====== Data supplied ======

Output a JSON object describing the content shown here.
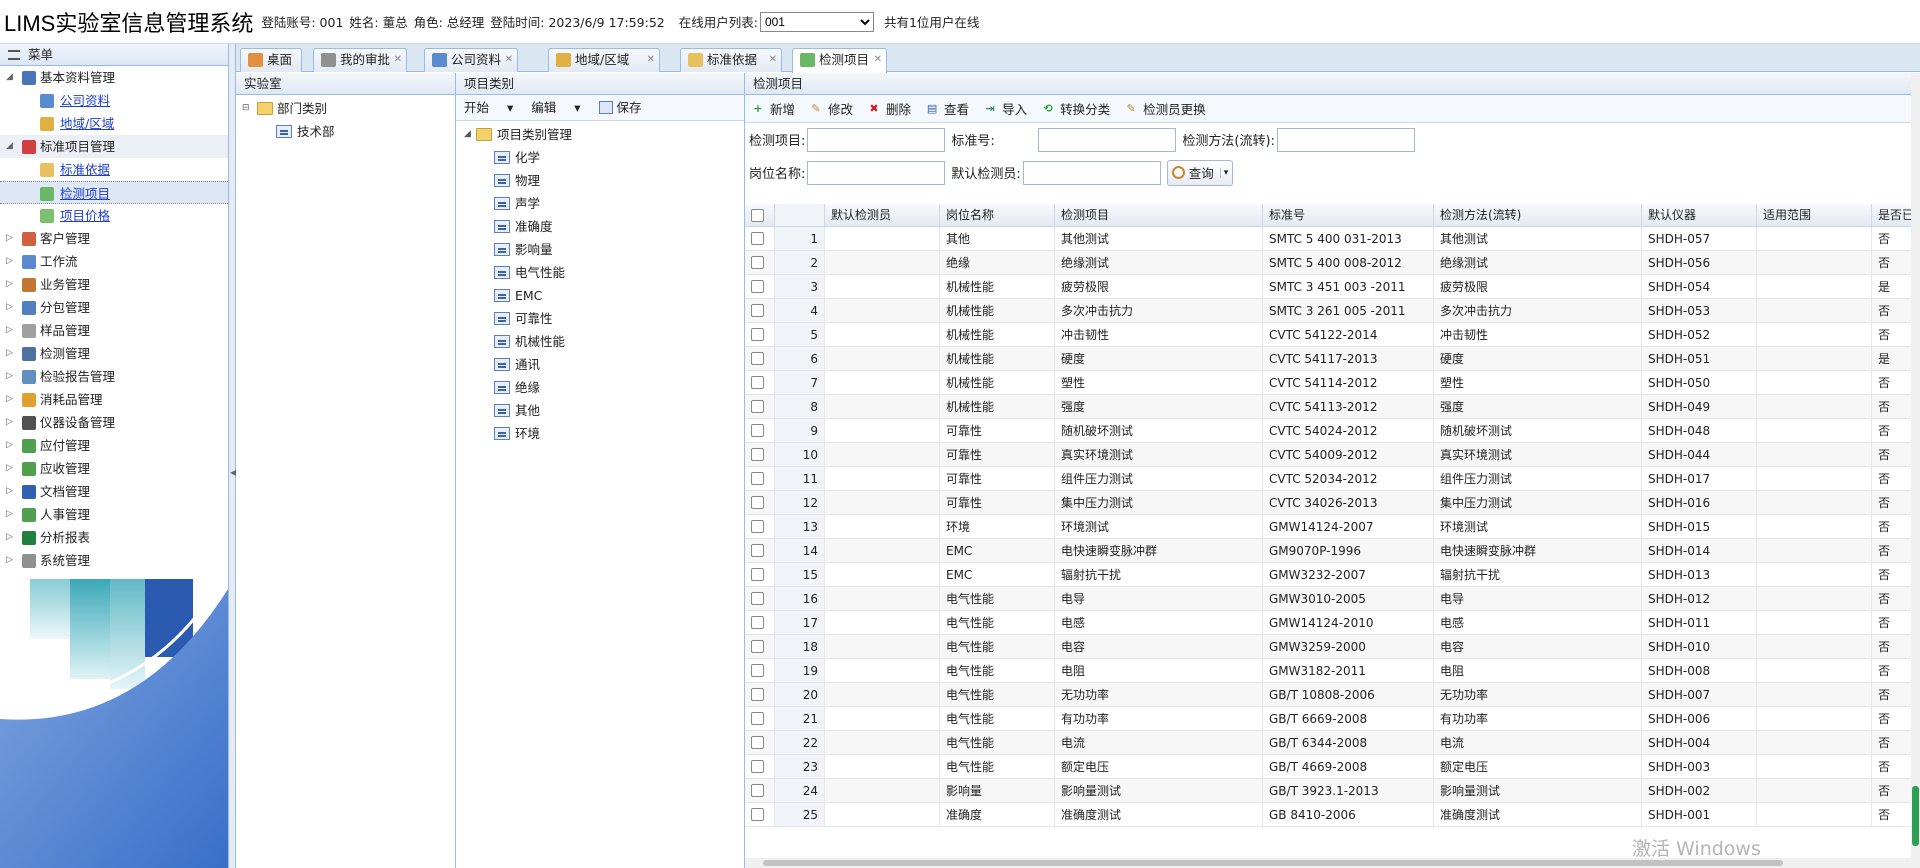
{
  "header": {
    "app_title": "LIMS实验室信息管理系统",
    "login_account": "登陆账号: 001",
    "user_name": "姓名: 董总",
    "role": "角色: 总经理",
    "login_time": "登陆时间: 2023/6/9 17:59:52",
    "online_label": "在线用户列表:",
    "online_selected": "001",
    "online_count": "共有1位用户在线"
  },
  "menu": {
    "title": "菜单",
    "items": [
      {
        "label": "基本资料管理",
        "level": 1,
        "arrow": "◢",
        "icon": "book-icon",
        "color": "#4a76b8"
      },
      {
        "label": "公司资料",
        "level": 2,
        "icon": "edit-doc-icon",
        "color": "#5a8ad0"
      },
      {
        "label": "地域/区域",
        "level": 2,
        "icon": "map-icon",
        "color": "#e0b040"
      },
      {
        "label": "标准项目管理",
        "level": 1,
        "arrow": "◢",
        "icon": "screen-icon",
        "color": "#d04040"
      },
      {
        "label": "标准依据",
        "level": 2,
        "icon": "folder-doc-icon",
        "color": "#e8c060"
      },
      {
        "label": "检测项目",
        "level": 2,
        "icon": "import-icon",
        "color": "#68b868"
      },
      {
        "label": "项目价格",
        "level": 2,
        "icon": "price-icon",
        "color": "#7cc070"
      },
      {
        "label": "客户管理",
        "level": 1,
        "arrow": "▷",
        "icon": "user-icon",
        "color": "#d06040"
      },
      {
        "label": "工作流",
        "level": 1,
        "arrow": "▷",
        "icon": "flow-icon",
        "color": "#5a8ad0"
      },
      {
        "label": "业务管理",
        "level": 1,
        "arrow": "▷",
        "icon": "clipboard-icon",
        "color": "#c07830"
      },
      {
        "label": "分包管理",
        "level": 1,
        "arrow": "▷",
        "icon": "package-icon",
        "color": "#5080c0"
      },
      {
        "label": "样品管理",
        "level": 1,
        "arrow": "▷",
        "icon": "cube-icon",
        "color": "#a0a0a0"
      },
      {
        "label": "检测管理",
        "level": 1,
        "arrow": "▷",
        "icon": "monitor-icon",
        "color": "#5070a0"
      },
      {
        "label": "检验报告管理",
        "level": 1,
        "arrow": "▷",
        "icon": "report-icon",
        "color": "#6090c0"
      },
      {
        "label": "消耗品管理",
        "level": 1,
        "arrow": "▷",
        "icon": "box-icon",
        "color": "#e0a030"
      },
      {
        "label": "仪器设备管理",
        "level": 1,
        "arrow": "▷",
        "icon": "camera-icon",
        "color": "#505050"
      },
      {
        "label": "应付管理",
        "level": 1,
        "arrow": "▷",
        "icon": "payable-icon",
        "color": "#50a050"
      },
      {
        "label": "应收管理",
        "level": 1,
        "arrow": "▷",
        "icon": "receivable-icon",
        "color": "#50a050"
      },
      {
        "label": "文档管理",
        "level": 1,
        "arrow": "▷",
        "icon": "word-doc-icon",
        "color": "#3060b0"
      },
      {
        "label": "人事管理",
        "level": 1,
        "arrow": "▷",
        "icon": "people-icon",
        "color": "#50a050"
      },
      {
        "label": "分析报表",
        "level": 1,
        "arrow": "▷",
        "icon": "excel-icon",
        "color": "#208040"
      },
      {
        "label": "系统管理",
        "level": 1,
        "arrow": "▷",
        "icon": "gear-icon",
        "color": "#909090"
      }
    ]
  },
  "tabs": [
    {
      "label": "桌面",
      "icon": "home-icon",
      "color": "#e09040"
    },
    {
      "label": "我的审批",
      "icon": "approval-icon",
      "color": "#909090"
    },
    {
      "label": "公司资料",
      "icon": "edit-doc-icon",
      "color": "#5a8ad0"
    },
    {
      "label": "地域/区域",
      "icon": "map-icon",
      "color": "#e0b040"
    },
    {
      "label": "标准依据",
      "icon": "folder-doc-icon",
      "color": "#e8c060"
    },
    {
      "label": "检测项目",
      "icon": "import-icon",
      "color": "#68b868"
    }
  ],
  "lab_panel": {
    "title": "实验室",
    "root": "部门类别",
    "child": "技术部"
  },
  "category_panel": {
    "title": "项目类别",
    "toolbar": {
      "start": "开始",
      "edit": "编辑",
      "save": "保存"
    },
    "root": "项目类别管理",
    "children": [
      "化学",
      "物理",
      "声学",
      "准确度",
      "影响量",
      "电气性能",
      "EMC",
      "可靠性",
      "机械性能",
      "通讯",
      "绝缘",
      "其他",
      "环境"
    ]
  },
  "items_panel": {
    "title": "检测项目",
    "toolbar": [
      {
        "label": "新增",
        "icon": "add-icon",
        "color": "#2e9e3e",
        "glyph": "+"
      },
      {
        "label": "修改",
        "icon": "edit-icon",
        "color": "#c08a30",
        "glyph": "✎"
      },
      {
        "label": "删除",
        "icon": "delete-icon",
        "color": "#d02020",
        "glyph": "✖"
      },
      {
        "label": "查看",
        "icon": "view-icon",
        "color": "#3a62a8",
        "glyph": "▤"
      },
      {
        "label": "导入",
        "icon": "import-icon",
        "color": "#3a8a6a",
        "glyph": "⇥"
      },
      {
        "label": "转换分类",
        "icon": "convert-icon",
        "color": "#2e9e3e",
        "glyph": "⟲"
      },
      {
        "label": "检测员更换",
        "icon": "swap-icon",
        "color": "#c08a30",
        "glyph": "✎"
      }
    ],
    "filters": {
      "item_label": "检测项目:",
      "std_label": "标准号:",
      "method_label": "检测方法(流转):",
      "post_label": "岗位名称:",
      "inspector_label": "默认检测员:",
      "query_label": "查询"
    },
    "columns": [
      "默认检测员",
      "岗位名称",
      "检测项目",
      "标准号",
      "检测方法(流转)",
      "默认仪器",
      "适用范围",
      "是否已"
    ],
    "rows": [
      [
        "1",
        "",
        "其他",
        "其他测试",
        "SMTC 5 400 031-2013",
        "其他测试",
        "SHDH-057",
        "",
        "否"
      ],
      [
        "2",
        "",
        "绝缘",
        "绝缘测试",
        "SMTC 5 400 008-2012",
        "绝缘测试",
        "SHDH-056",
        "",
        "否"
      ],
      [
        "3",
        "",
        "机械性能",
        "疲劳极限",
        "SMTC 3 451 003 -2011",
        "疲劳极限",
        "SHDH-054",
        "",
        "是"
      ],
      [
        "4",
        "",
        "机械性能",
        "多次冲击抗力",
        "SMTC 3 261 005 -2011",
        "多次冲击抗力",
        "SHDH-053",
        "",
        "否"
      ],
      [
        "5",
        "",
        "机械性能",
        "冲击韧性",
        "CVTC 54122-2014",
        "冲击韧性",
        "SHDH-052",
        "",
        "否"
      ],
      [
        "6",
        "",
        "机械性能",
        "硬度",
        "CVTC 54117-2013",
        "硬度",
        "SHDH-051",
        "",
        "是"
      ],
      [
        "7",
        "",
        "机械性能",
        "塑性",
        "CVTC 54114-2012",
        "塑性",
        "SHDH-050",
        "",
        "否"
      ],
      [
        "8",
        "",
        "机械性能",
        "强度",
        "CVTC 54113-2012",
        "强度",
        "SHDH-049",
        "",
        "否"
      ],
      [
        "9",
        "",
        "可靠性",
        "随机破坏测试",
        "CVTC 54024-2012",
        "随机破坏测试",
        "SHDH-048",
        "",
        "否"
      ],
      [
        "10",
        "",
        "可靠性",
        "真实环境测试",
        "CVTC 54009-2012",
        "真实环境测试",
        "SHDH-044",
        "",
        "否"
      ],
      [
        "11",
        "",
        "可靠性",
        "组件压力测试",
        "CVTC 52034-2012",
        "组件压力测试",
        "SHDH-017",
        "",
        "否"
      ],
      [
        "12",
        "",
        "可靠性",
        "集中压力测试",
        "CVTC 34026-2013",
        "集中压力测试",
        "SHDH-016",
        "",
        "否"
      ],
      [
        "13",
        "",
        "环境",
        "环境测试",
        "GMW14124-2007",
        "环境测试",
        "SHDH-015",
        "",
        "否"
      ],
      [
        "14",
        "",
        "EMC",
        "电快速瞬变脉冲群",
        "GM9070P-1996",
        "电快速瞬变脉冲群",
        "SHDH-014",
        "",
        "否"
      ],
      [
        "15",
        "",
        "EMC",
        "辐射抗干扰",
        "GMW3232-2007",
        "辐射抗干扰",
        "SHDH-013",
        "",
        "否"
      ],
      [
        "16",
        "",
        "电气性能",
        "电导",
        "GMW3010-2005",
        "电导",
        "SHDH-012",
        "",
        "否"
      ],
      [
        "17",
        "",
        "电气性能",
        "电感",
        "GMW14124-2010",
        "电感",
        "SHDH-011",
        "",
        "否"
      ],
      [
        "18",
        "",
        "电气性能",
        "电容",
        "GMW3259-2000",
        "电容",
        "SHDH-010",
        "",
        "否"
      ],
      [
        "19",
        "",
        "电气性能",
        "电阻",
        "GMW3182-2011",
        "电阻",
        "SHDH-008",
        "",
        "否"
      ],
      [
        "20",
        "",
        "电气性能",
        "无功功率",
        "GB/T 10808-2006",
        "无功功率",
        "SHDH-007",
        "",
        "否"
      ],
      [
        "21",
        "",
        "电气性能",
        "有功功率",
        "GB/T 6669-2008",
        "有功功率",
        "SHDH-006",
        "",
        "否"
      ],
      [
        "22",
        "",
        "电气性能",
        "电流",
        "GB/T 6344-2008",
        "电流",
        "SHDH-004",
        "",
        "否"
      ],
      [
        "23",
        "",
        "电气性能",
        "额定电压",
        "GB/T 4669-2008",
        "额定电压",
        "SHDH-003",
        "",
        "否"
      ],
      [
        "24",
        "",
        "影响量",
        "影响量测试",
        "GB/T 3923.1-2013",
        "影响量测试",
        "SHDH-002",
        "",
        "否"
      ],
      [
        "25",
        "",
        "准确度",
        "准确度测试",
        "GB 8410-2006",
        "准确度测试",
        "SHDH-001",
        "",
        "否"
      ]
    ]
  },
  "watermark": "激活 Windows"
}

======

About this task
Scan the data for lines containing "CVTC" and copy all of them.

Answer to this task
        "CVTC 54122-2014",
        "CVTC 54117-2013",
        "CVTC 54114-2012",
        "CVTC 54113-2012",
        "CVTC 54024-2012",
        "CVTC 54009-2012",
        "CVTC 52034-2012",
        "CVTC 34026-2013",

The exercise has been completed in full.